  10. Yes, I already tested this it seemed to make a minor difference but that doesn't mean much when it is still 10-20x slower then windows lol.
  11. Interesting, how would I mount an SMB share to the disk and not the user folder? I find it interesting that if I use NFS to connect to the user share everything works fine, that would seem to say it is not a fuse issue? Also, I currently have all my shares set to only use 1 drive each, although I doubt it would make a difference.
  12. Here is the first test directly on the drive, It created the files at 22mb/s and deleted them in: real 0m0.116s user 0m0.008s sys 0m0.076s And using the same folder in the user share it created them at 10.4mb/s and deleted in: real 0m0.606s user 0m0.014s sys 0m0.112s So slower but nothing that would explain the SMB performance, everything I do directly on unraid pretty much has the expected speeds. Except krusader sometimes will be locked to like ~60mb/s for reasons I can't explain. If I copy it in console or with large files with SMB it will go at full speed though, so it must be something to do with krusader. The only time I have slow down issues is when using SMB and then only with small files for the most part (although if it tries to copy a large file mixed in with a bunch of small files it will sometimes go slower for some reason).
  13. I got my card on ebay, I got a good deal but you should be able to find them under $40 without a lot of hassle, at least when I was searching. Like all HBA card, you will need some airflow over the heatsink to keep the card happy. I ended up building a funnel out of poster board that covers half of the side panel mounted 120mm fan and funnels it down to the heatsink. I run the fan at the minimum speed which is somewhere around ~500rpm and it can't even be heard and the card stays nice and cool.
  14. I was updating my Coreelec media box today and had to delete ~40k thumbnails over smb (100mb, not even gigabit) on the devices SD card. Even though it was working with an SD card it still managed to delete the files almost 3x as fast as unraid on a raid0 cache pool during the first ~1000 files before it grinds to a halt. Both use linux samba implementations. I just found it interesting.

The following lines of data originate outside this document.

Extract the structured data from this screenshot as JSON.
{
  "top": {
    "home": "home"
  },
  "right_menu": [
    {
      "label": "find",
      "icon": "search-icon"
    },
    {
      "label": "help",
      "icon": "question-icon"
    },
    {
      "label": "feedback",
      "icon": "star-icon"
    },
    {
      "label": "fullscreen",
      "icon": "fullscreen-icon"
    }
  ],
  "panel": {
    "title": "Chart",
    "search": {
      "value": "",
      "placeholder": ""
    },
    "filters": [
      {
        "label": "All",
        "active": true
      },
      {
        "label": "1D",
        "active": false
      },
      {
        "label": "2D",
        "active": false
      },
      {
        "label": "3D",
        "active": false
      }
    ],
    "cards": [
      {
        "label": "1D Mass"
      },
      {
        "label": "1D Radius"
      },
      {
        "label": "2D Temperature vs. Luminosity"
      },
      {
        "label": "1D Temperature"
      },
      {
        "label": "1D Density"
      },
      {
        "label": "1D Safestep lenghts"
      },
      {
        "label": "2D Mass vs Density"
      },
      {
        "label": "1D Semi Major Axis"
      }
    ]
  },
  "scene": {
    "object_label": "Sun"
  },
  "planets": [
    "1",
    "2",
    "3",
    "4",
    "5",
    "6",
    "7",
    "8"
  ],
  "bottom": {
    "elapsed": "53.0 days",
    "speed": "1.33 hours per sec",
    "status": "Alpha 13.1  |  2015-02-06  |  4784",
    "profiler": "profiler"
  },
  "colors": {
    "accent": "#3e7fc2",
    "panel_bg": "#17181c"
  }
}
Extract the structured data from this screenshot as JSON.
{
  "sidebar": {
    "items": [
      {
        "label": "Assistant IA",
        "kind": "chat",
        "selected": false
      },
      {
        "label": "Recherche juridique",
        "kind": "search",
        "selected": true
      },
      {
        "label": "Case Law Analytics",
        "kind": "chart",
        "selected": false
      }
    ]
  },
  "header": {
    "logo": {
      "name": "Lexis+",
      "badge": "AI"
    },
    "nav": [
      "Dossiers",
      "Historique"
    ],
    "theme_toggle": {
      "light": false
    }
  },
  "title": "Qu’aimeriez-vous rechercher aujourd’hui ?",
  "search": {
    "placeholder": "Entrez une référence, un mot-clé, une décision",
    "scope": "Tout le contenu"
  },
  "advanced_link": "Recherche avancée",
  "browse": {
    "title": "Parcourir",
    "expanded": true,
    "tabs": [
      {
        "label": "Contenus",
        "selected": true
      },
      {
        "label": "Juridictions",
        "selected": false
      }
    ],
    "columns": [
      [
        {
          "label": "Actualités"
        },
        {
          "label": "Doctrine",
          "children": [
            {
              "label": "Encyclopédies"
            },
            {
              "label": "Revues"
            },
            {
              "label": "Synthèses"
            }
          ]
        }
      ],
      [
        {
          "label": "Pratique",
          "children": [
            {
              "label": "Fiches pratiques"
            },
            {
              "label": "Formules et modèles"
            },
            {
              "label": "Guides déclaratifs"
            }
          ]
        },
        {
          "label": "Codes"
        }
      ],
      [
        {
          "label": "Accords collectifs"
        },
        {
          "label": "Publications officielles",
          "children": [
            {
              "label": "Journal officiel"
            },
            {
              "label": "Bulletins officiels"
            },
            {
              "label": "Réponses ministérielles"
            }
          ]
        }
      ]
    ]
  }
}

  15. I ended up getting a Adaptec ASR-71605 16-Port 6Gbs SAS PCIe 3.0 card for $30 I have to say, I am very happy with it. No need to flash it to put it into HBA mode, you simply change the setting in the cards bios at boot. Performance has been great as well and it has 16 ports for less money then the LSI 8 port cards. It also works great in unraid, drivers installed automatically and have given me no issues. Only downside is that like the LSI cards it can't trim consumer SSD's but thus far I have not noticed this to be an issue and I can connect the SSD's to the onboard sata to trim them every now and then if needed.